(Dataset rows for apps and sites)
■ ■ ■
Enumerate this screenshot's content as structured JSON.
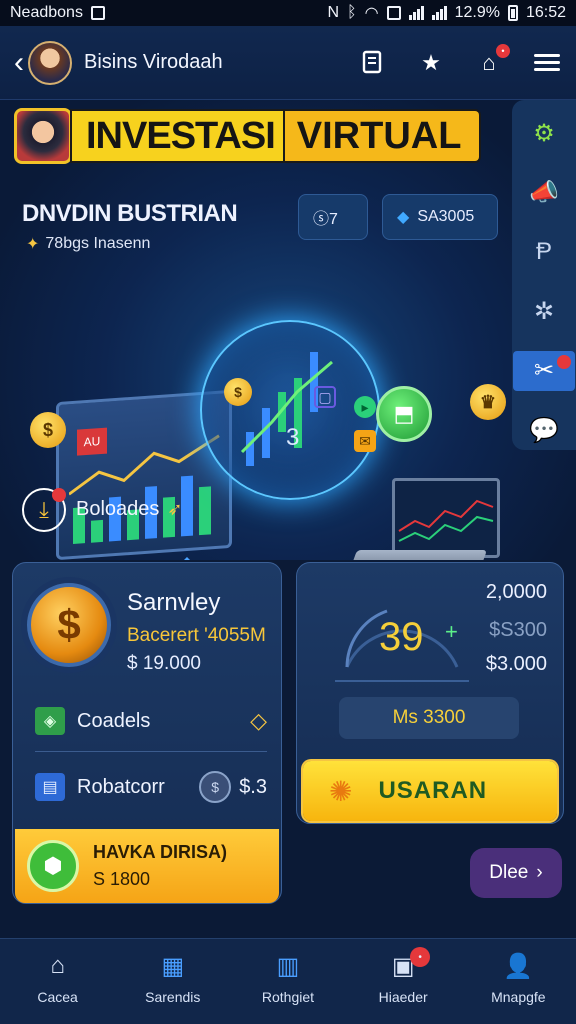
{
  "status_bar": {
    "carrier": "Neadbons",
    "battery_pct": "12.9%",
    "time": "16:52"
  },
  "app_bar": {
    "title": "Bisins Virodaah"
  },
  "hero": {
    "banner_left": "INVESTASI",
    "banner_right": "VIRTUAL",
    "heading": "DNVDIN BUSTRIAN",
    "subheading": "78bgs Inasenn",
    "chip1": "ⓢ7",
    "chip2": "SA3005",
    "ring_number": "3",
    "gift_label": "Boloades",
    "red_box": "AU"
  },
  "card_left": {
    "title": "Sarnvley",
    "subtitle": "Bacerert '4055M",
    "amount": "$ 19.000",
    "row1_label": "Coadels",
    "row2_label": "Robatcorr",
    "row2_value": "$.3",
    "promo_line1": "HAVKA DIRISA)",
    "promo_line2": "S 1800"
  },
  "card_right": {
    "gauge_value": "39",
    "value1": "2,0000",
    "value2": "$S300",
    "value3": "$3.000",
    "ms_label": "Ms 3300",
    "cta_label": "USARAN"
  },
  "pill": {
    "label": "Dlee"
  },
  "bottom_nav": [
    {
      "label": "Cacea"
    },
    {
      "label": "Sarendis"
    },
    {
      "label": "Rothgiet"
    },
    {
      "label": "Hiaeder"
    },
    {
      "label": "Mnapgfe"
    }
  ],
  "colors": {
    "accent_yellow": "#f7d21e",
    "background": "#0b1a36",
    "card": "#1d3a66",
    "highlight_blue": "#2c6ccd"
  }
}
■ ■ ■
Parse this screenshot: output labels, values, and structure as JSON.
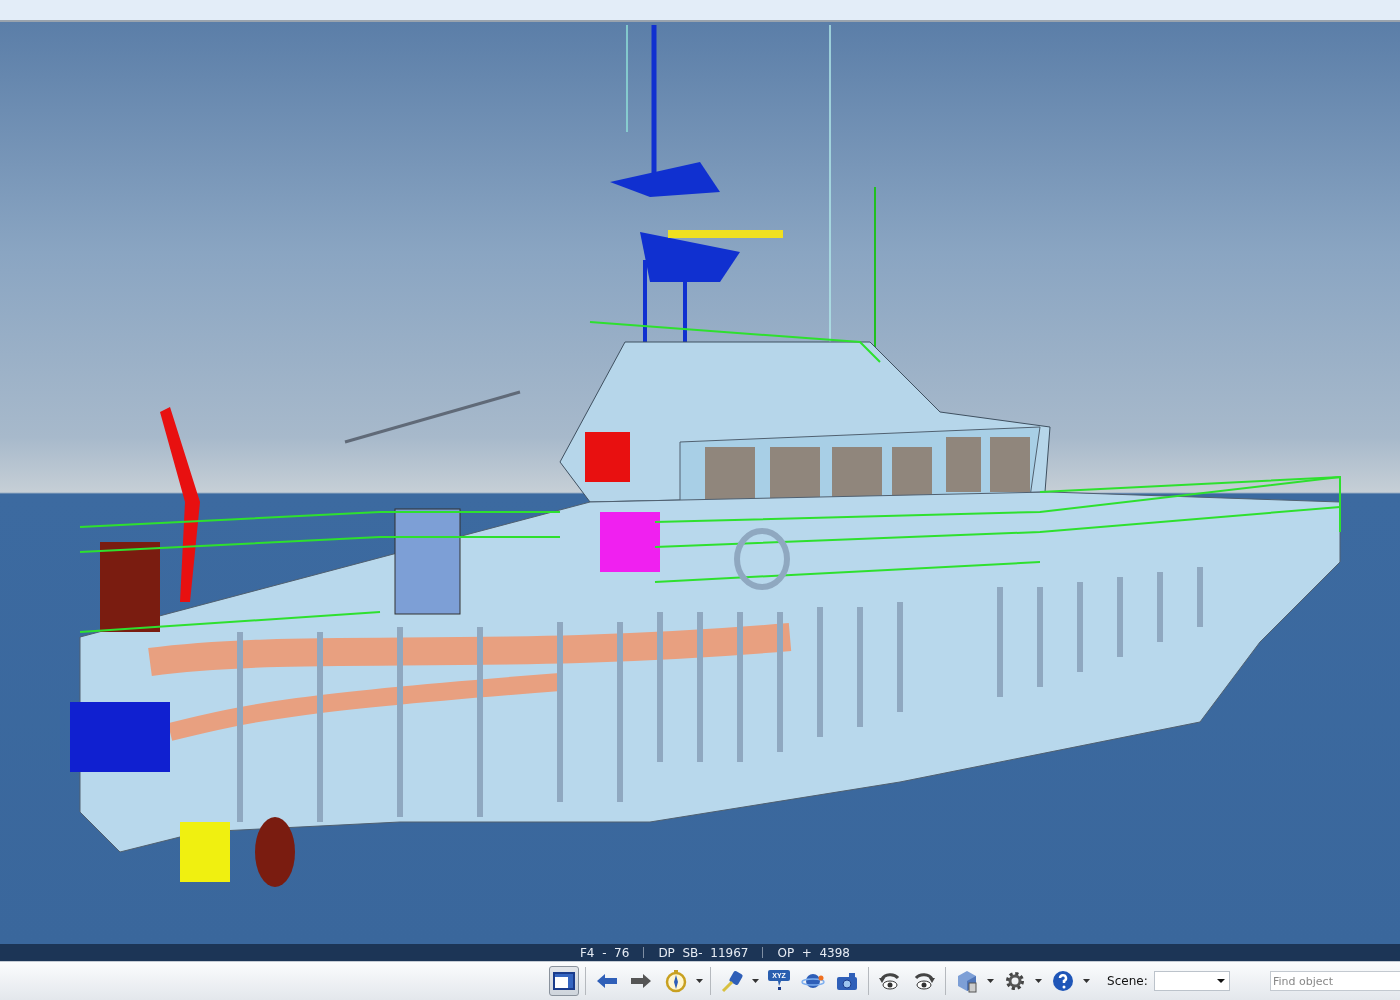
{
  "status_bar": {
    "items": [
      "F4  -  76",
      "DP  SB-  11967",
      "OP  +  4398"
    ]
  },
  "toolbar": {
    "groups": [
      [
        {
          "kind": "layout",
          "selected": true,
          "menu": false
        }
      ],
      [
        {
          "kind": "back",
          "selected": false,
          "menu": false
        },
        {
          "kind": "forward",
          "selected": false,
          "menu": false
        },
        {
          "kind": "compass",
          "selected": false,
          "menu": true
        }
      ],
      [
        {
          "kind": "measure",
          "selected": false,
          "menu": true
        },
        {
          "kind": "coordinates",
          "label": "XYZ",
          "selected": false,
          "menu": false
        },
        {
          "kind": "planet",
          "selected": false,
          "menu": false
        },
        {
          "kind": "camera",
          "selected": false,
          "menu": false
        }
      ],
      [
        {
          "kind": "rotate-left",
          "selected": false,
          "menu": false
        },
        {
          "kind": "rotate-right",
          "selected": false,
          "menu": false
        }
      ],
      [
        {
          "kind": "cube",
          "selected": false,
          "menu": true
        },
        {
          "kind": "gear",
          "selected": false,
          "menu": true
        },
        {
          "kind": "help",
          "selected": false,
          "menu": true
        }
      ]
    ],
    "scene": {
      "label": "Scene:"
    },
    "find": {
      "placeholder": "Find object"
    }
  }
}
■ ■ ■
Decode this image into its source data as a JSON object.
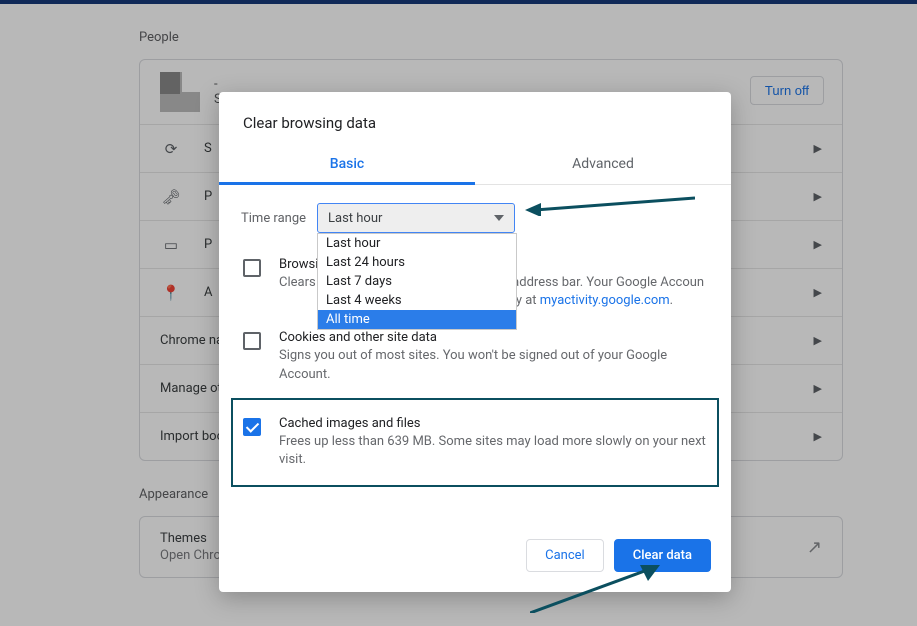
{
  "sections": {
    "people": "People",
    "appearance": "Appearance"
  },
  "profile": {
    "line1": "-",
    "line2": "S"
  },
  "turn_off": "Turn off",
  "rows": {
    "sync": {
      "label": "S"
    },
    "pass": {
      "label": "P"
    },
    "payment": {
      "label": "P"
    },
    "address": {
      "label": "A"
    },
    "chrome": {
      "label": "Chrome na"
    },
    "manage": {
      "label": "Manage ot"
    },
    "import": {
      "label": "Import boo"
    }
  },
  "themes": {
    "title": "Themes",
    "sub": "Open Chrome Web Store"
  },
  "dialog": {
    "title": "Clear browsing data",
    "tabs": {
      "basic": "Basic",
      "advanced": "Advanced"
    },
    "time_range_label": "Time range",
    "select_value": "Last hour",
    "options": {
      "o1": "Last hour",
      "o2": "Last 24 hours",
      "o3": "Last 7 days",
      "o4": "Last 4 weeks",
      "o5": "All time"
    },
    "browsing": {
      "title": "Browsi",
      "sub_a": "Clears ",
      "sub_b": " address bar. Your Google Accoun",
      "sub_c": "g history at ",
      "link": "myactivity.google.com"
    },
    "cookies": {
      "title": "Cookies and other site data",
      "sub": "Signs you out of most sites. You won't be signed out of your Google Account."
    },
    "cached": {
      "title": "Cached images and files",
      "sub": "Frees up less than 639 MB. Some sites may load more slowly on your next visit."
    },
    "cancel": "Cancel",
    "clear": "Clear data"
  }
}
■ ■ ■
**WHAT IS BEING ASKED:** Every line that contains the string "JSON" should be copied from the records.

**WRITTEN ANSWER:**
Enumerate this screenshot's content as structured JSON.
Parse this screenshot: output labels, values, and structure as JSON.
Decode this image into its source data as a JSON object.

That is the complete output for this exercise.